Author: L.M. Montgomery
Release Date: October 6 1997 (first published 1909)
Genre: Children’s Literature, Young Adult Contemporary
At sixteen, Anne is grown up…almost. Her gray eyes shine like evening stars, but her red hair is still as peppery as her temper. In the years since she arrived at Green Gables as a freckle-faced orphan, she has earned the love of the people of Avonlea and a reputation for getting into scrapes. But when Anne begins her job as the new schoolteacher, the real test of her character begins. Along with teaching the three Rs, she is learning how complicated life can be when she meddles in someone else’s romance, finds two new orphans at Green Gables, and wonders about the strange behaviour of the very handsome Gilbert Blythe. As Anne enters womanhood, her adventures touch the heart and the funny bone.
My thoughts on this book aren’t really coherent but here we go
I could’ve enjoyed this book as much as the first but there were one or two issues that slightly impacted my enjoyment.
The biggest issue was the way they (Marilla, Anne and Mrs. Lynde) spoke of Dora. Dora is described as quiet and essentially without a personality of her own. She is described as fully grown-up while still being a young child. She does what she’s told and never does anything fun or exciting (without a push from her twin Davy). Dora is what I imagined Marilla would’ve preferred Anne to be like, before she came to love Anne for who she really is. But Davy is the favourite twin, I get liking one person over the other but something about the way they described Dora when hey compared her to Davy rubbed me the wrong way.
I guess it didn’t make a huge difference because the twins were never made aware of who was the favourite, they treated with equal amounts of love and care and Dora, without the assistance of any other character, did have moments or lines where she made me laugh. So despite the thoughts of other characters she wasn’t that monotonous.
One small thing that didn’t make a difference to the story but made a difference to me was that Anne came up with the idea of and Improvement Society but she was the secretary.
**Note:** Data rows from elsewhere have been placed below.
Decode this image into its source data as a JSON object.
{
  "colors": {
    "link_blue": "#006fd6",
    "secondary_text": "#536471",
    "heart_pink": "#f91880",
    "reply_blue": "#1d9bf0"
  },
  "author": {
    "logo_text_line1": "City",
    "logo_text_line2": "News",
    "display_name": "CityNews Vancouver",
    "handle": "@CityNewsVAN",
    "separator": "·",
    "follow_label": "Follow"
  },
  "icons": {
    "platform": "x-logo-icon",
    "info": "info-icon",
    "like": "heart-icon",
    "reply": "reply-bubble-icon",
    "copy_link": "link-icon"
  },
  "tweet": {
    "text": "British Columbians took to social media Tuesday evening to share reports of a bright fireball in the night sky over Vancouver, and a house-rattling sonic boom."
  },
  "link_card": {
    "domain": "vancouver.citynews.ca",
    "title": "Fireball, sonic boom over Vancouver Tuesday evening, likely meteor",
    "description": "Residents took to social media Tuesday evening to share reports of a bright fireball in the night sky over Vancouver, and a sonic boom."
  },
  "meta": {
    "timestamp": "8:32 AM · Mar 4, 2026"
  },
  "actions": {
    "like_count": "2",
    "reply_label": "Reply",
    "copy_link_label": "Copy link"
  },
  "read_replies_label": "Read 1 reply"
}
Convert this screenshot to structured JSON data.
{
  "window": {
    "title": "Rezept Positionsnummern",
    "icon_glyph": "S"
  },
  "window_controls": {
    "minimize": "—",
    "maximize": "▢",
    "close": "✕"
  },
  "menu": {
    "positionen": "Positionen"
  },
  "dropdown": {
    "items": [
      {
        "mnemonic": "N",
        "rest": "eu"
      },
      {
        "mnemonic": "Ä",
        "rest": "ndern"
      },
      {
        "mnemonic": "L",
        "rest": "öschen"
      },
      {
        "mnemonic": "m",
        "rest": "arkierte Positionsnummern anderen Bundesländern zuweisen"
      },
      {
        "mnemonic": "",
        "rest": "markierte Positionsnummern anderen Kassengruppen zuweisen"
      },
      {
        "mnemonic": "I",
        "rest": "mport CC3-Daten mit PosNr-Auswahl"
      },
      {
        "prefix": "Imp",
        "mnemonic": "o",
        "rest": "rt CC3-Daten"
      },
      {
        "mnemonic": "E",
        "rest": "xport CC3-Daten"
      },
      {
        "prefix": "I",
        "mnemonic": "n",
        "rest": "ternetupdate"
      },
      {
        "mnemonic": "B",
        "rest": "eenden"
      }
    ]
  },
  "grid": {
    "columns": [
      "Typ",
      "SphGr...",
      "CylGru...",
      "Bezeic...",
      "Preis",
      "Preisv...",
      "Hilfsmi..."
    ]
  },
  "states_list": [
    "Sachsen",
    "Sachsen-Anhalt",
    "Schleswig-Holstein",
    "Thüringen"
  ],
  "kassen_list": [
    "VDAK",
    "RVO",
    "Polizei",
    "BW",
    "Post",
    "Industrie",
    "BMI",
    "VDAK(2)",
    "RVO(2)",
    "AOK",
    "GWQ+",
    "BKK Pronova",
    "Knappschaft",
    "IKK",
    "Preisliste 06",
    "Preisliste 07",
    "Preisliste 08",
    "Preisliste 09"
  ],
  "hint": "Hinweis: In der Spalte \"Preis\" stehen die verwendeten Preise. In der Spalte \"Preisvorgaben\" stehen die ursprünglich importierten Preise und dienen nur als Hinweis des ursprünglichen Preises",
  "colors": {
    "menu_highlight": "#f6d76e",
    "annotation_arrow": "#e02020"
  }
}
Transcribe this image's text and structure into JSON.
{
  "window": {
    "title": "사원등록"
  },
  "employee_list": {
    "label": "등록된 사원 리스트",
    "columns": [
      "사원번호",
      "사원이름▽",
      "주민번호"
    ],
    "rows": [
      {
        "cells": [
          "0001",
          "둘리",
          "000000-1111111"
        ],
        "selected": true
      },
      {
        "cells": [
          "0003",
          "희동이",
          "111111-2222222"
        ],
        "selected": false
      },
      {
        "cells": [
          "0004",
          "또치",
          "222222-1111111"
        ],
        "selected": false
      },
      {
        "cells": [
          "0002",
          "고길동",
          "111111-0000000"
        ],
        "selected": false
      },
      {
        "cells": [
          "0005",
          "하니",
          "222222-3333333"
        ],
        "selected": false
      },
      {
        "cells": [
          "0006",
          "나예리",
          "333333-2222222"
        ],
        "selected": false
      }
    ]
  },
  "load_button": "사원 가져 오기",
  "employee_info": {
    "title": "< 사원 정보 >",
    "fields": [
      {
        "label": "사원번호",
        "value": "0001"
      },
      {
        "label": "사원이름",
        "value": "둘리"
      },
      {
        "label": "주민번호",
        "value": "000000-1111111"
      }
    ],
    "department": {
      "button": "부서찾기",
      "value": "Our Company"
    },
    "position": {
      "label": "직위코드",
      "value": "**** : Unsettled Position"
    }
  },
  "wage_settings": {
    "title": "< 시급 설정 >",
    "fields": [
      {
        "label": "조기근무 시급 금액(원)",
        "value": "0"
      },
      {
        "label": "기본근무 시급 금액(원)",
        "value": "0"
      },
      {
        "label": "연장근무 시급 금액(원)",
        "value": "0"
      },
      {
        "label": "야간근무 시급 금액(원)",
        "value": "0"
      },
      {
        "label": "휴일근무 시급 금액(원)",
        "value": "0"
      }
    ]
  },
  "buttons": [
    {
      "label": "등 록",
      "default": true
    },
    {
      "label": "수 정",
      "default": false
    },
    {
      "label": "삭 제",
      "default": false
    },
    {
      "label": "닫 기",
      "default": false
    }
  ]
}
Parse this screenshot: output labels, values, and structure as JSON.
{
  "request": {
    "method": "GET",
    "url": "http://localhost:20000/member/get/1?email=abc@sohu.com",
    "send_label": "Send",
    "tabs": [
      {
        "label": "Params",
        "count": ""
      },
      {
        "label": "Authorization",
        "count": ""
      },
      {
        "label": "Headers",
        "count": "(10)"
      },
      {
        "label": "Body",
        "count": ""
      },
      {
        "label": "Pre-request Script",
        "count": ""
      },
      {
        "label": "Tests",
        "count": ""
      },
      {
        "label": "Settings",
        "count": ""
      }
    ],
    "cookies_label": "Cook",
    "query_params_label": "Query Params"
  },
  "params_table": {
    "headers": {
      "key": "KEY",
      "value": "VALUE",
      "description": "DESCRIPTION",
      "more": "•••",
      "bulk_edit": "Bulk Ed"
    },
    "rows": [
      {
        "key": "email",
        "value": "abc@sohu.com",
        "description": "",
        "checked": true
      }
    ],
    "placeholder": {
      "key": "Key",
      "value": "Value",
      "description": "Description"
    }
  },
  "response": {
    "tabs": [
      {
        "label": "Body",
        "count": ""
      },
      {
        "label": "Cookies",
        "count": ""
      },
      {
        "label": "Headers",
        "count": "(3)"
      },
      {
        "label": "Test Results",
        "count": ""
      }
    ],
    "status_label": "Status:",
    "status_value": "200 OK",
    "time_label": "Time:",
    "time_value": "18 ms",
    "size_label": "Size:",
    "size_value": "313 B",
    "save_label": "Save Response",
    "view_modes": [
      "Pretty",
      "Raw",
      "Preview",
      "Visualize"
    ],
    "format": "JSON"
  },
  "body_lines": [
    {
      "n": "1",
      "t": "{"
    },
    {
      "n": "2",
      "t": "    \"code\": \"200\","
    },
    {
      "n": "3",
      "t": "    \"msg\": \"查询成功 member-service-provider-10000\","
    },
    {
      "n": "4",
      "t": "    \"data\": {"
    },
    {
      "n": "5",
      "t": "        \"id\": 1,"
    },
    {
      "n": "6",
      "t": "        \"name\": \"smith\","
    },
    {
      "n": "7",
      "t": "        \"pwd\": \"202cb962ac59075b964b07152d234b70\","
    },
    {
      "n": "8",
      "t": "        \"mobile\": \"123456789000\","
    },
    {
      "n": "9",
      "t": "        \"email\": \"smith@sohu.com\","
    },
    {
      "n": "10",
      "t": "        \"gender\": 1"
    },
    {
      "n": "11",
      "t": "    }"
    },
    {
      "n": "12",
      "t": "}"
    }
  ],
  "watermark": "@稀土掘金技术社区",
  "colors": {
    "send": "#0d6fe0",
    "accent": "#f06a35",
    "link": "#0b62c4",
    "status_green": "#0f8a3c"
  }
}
Not a big deal but it was something that irked me just a little.
Now on to brighter things
L.M. Montgomery was a bit more heavy handed with the descriptions in this book than she was in the first but I didn’t mind. I never felt as if the story was dragging or that a long winded description was taking me out of the story because they were placed in just the write scene where it made that scene and as a result, the book, so much better.
While the long descriptions where relayed to us through the narrator and not through a character I was glad to see that Anne was still prone to her long winded speeches that I was led to believe that she had grown-out of at the end of the first book. She was just as imaginative and even though she didn’t speak her thoughts out-loud as often as she used to, when she did it was just as expressive as before and I really enjoyed that.
I also enjoyed seeing the different relationship dynamics in this book. How relationships from Anne Of Green Gables have changed. How characters have drifted apart, grown closer or in some cases remain the same.
I don’t have much else to say other that, despite its faults, I really enjoyed this book and look forward to continuing the series.
That’s All I Got, Danielle